_Work instruction_
Within the records, determine how many lines contain the word "icon". Your reply must consist of that number only.

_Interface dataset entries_
__________

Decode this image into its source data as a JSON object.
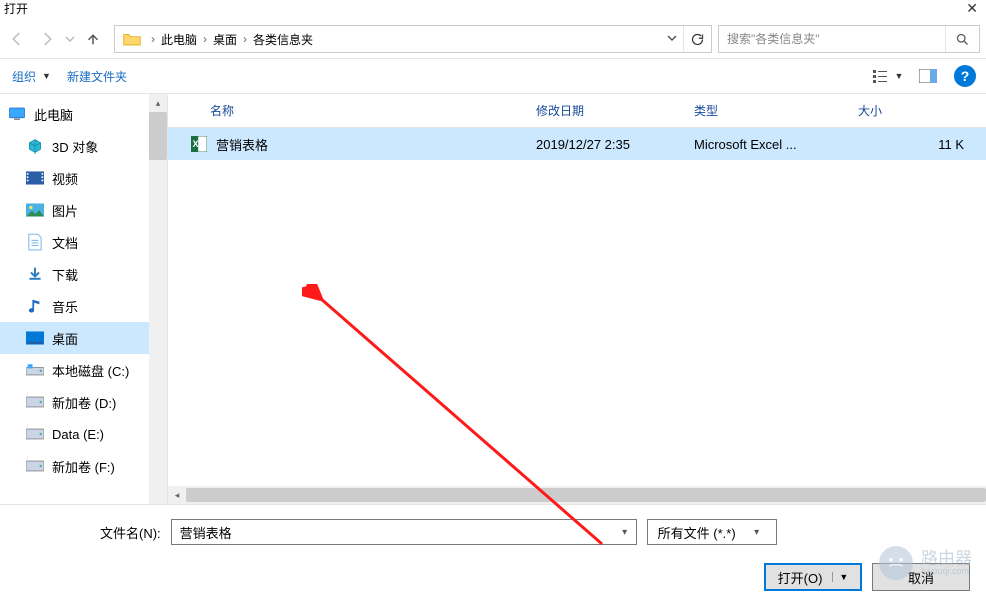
{
  "title": "打开",
  "breadcrumb": {
    "parts": [
      "此电脑",
      "桌面",
      "各类信息夹"
    ]
  },
  "search": {
    "placeholder": "搜索\"各类信息夹\""
  },
  "toolbar": {
    "organize": "组织",
    "newfolder": "新建文件夹"
  },
  "tree": {
    "items": [
      {
        "label": "此电脑",
        "icon": "pc"
      },
      {
        "label": "3D 对象",
        "icon": "3d",
        "indent": 1
      },
      {
        "label": "视频",
        "icon": "video",
        "indent": 1
      },
      {
        "label": "图片",
        "icon": "picture",
        "indent": 1
      },
      {
        "label": "文档",
        "icon": "document",
        "indent": 1
      },
      {
        "label": "下载",
        "icon": "download",
        "indent": 1
      },
      {
        "label": "音乐",
        "icon": "music",
        "indent": 1
      },
      {
        "label": "桌面",
        "icon": "desktop",
        "indent": 1,
        "selected": true
      },
      {
        "label": "本地磁盘 (C:)",
        "icon": "disk-c",
        "indent": 1
      },
      {
        "label": "新加卷 (D:)",
        "icon": "disk",
        "indent": 1
      },
      {
        "label": "Data (E:)",
        "icon": "disk",
        "indent": 1
      },
      {
        "label": "新加卷 (F:)",
        "icon": "disk",
        "indent": 1
      }
    ]
  },
  "columns": {
    "name": "名称",
    "date": "修改日期",
    "type": "类型",
    "size": "大小"
  },
  "files": [
    {
      "name": "营销表格",
      "date": "2019/12/27 2:35",
      "type": "Microsoft Excel ...",
      "size": "11 K",
      "selected": true
    }
  ],
  "bottom": {
    "filename_label": "文件名(N):",
    "filename_value": "营销表格",
    "filetype": "所有文件 (*.*)",
    "open": "打开(O)",
    "cancel": "取消"
  },
  "watermark": {
    "text": "路由器",
    "sub": "luyouqi.com"
  }
}
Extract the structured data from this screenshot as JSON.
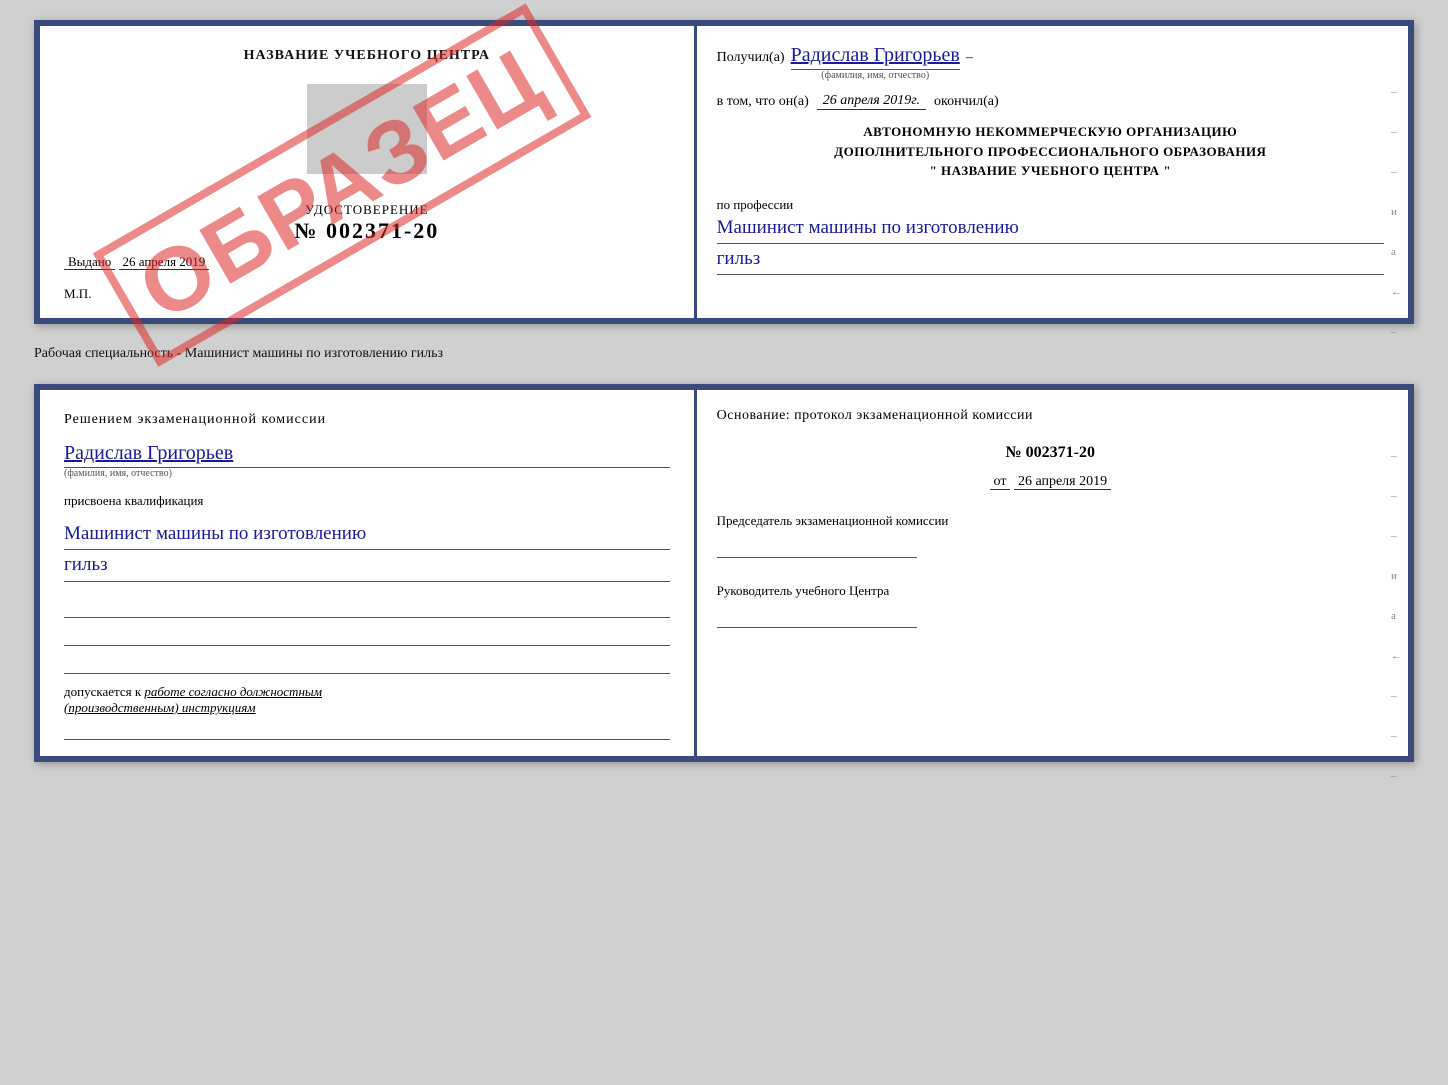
{
  "top_doc": {
    "left": {
      "center_title": "НАЗВАНИЕ УЧЕБНОГО ЦЕНТРА",
      "watermark": "ОБРАЗЕЦ",
      "id_label": "УДОСТОВЕРЕНИЕ",
      "id_number": "№ 002371-20",
      "issued_label": "Выдано",
      "issued_date": "26 апреля 2019",
      "mp_label": "М.П."
    },
    "right": {
      "received_prefix": "Получил(а)",
      "received_name": "Радислав Григорьев",
      "received_sublabel": "(фамилия, имя, отчество)",
      "dash": "–",
      "completed_prefix": "в том, что он(а)",
      "completed_date": "26 апреля 2019г.",
      "completed_suffix": "окончил(а)",
      "org_line1": "АВТОНОМНУЮ НЕКОММЕРЧЕСКУЮ ОРГАНИЗАЦИЮ",
      "org_line2": "ДОПОЛНИТЕЛЬНОГО ПРОФЕССИОНАЛЬНОГО ОБРАЗОВАНИЯ",
      "org_line3": "\" НАЗВАНИЕ УЧЕБНОГО ЦЕНТРА \"",
      "profession_label": "по профессии",
      "profession_name": "Машинист машины по изготовлению",
      "profession_name2": "гильз",
      "right_marks": [
        "–",
        "–",
        "–",
        "и",
        "а",
        "←",
        "–"
      ]
    }
  },
  "separator": {
    "text": "Рабочая специальность - Машинист машины по изготовлению гильз"
  },
  "bottom_doc": {
    "left": {
      "decision_title": "Решением  экзаменационной  комиссии",
      "decision_name": "Радислав Григорьев",
      "decision_sublabel": "(фамилия, имя, отчество)",
      "qualification_label": "присвоена квалификация",
      "qualification_name": "Машинист машины по изготовлению",
      "qualification_name2": "гильз",
      "допускается_label": "допускается к",
      "допускается_text": "работе согласно должностным",
      "допускается_text2": "(производственным) инструкциям"
    },
    "right": {
      "basis_title": "Основание: протокол экзаменационной  комиссии",
      "protocol_number": "№ 002371-20",
      "date_prefix": "от",
      "protocol_date": "26 апреля 2019",
      "chairman_label": "Председатель экзаменационной комиссии",
      "head_label": "Руководитель учебного Центра",
      "right_marks": [
        "–",
        "–",
        "–",
        "и",
        "а",
        "←",
        "–",
        "–",
        "–"
      ]
    }
  }
}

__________

_Response_
12